┌────────

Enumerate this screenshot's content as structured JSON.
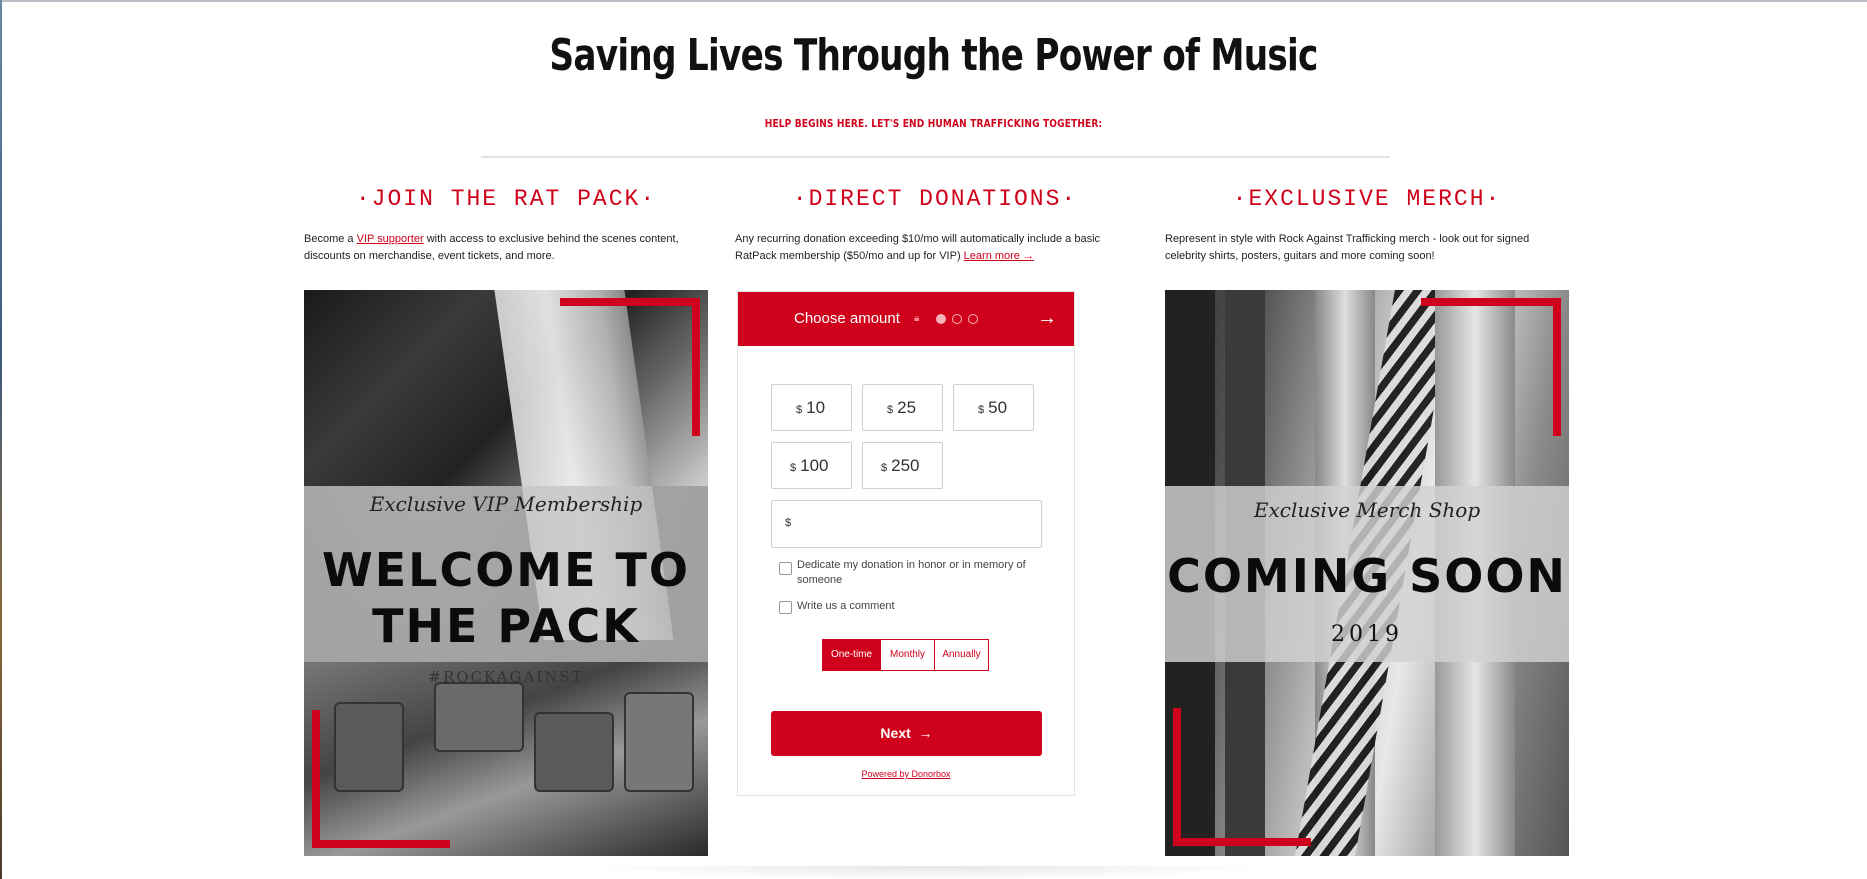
{
  "page": {
    "title": "Saving Lives Through the Power of Music",
    "subtitle": "HELP BEGINS HERE. LET'S END HUMAN TRAFFICKING TOGETHER:"
  },
  "columns": {
    "rat_pack": {
      "heading": "·JOIN THE RAT PACK·",
      "text_before": "Become a ",
      "link": "VIP supporter",
      "text_after": " with access to exclusive behind the scenes content, discounts on merchandise, event tickets, and more.",
      "card": {
        "subtitle": "Exclusive VIP Membership",
        "headline_line1": "WELCOME TO",
        "headline_line2": "THE PACK",
        "hashtag": "#ROCKAGAINST"
      }
    },
    "donations": {
      "heading": "·DIRECT DONATIONS·",
      "text": "Any recurring donation exceeding $10/mo will automatically include a basic RatPack membership ($50/mo and up for VIP) ",
      "link": "Learn more →"
    },
    "merch": {
      "heading": "·EXCLUSIVE MERCH·",
      "text": "Represent in style with Rock Against Trafficking merch - look out for signed celebrity shirts, posters, guitars and more coming soon!",
      "card": {
        "subtitle": "Exclusive Merch Shop",
        "headline": "COMING SOON",
        "year": "2019"
      }
    }
  },
  "donation_widget": {
    "header_title": "Choose amount",
    "lock_icon": "lock-icon",
    "steps": 3,
    "active_step": 1,
    "currency": "$",
    "amounts": [
      "10",
      "25",
      "50",
      "100",
      "250"
    ],
    "custom_amount": "",
    "checkbox_dedicate": "Dedicate my donation in honor or in memory of someone",
    "checkbox_comment": "Write us a comment",
    "frequency": [
      "One-time",
      "Monthly",
      "Annually"
    ],
    "selected_frequency": "One-time",
    "next_label": "Next",
    "powered_by": "Powered by Donorbox"
  },
  "colors": {
    "accent": "#d0021b"
  }
}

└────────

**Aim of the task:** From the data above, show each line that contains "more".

**Answer area:**
      "text_after": " with access to exclusive behind the scenes content, discounts on merchandise, event tickets, and more.",
      "link": "Learn more →"
      "text": "Represent in style with Rock Against Trafficking merch - look out for signed celebrity shirts, posters, guitars and more coming soon!",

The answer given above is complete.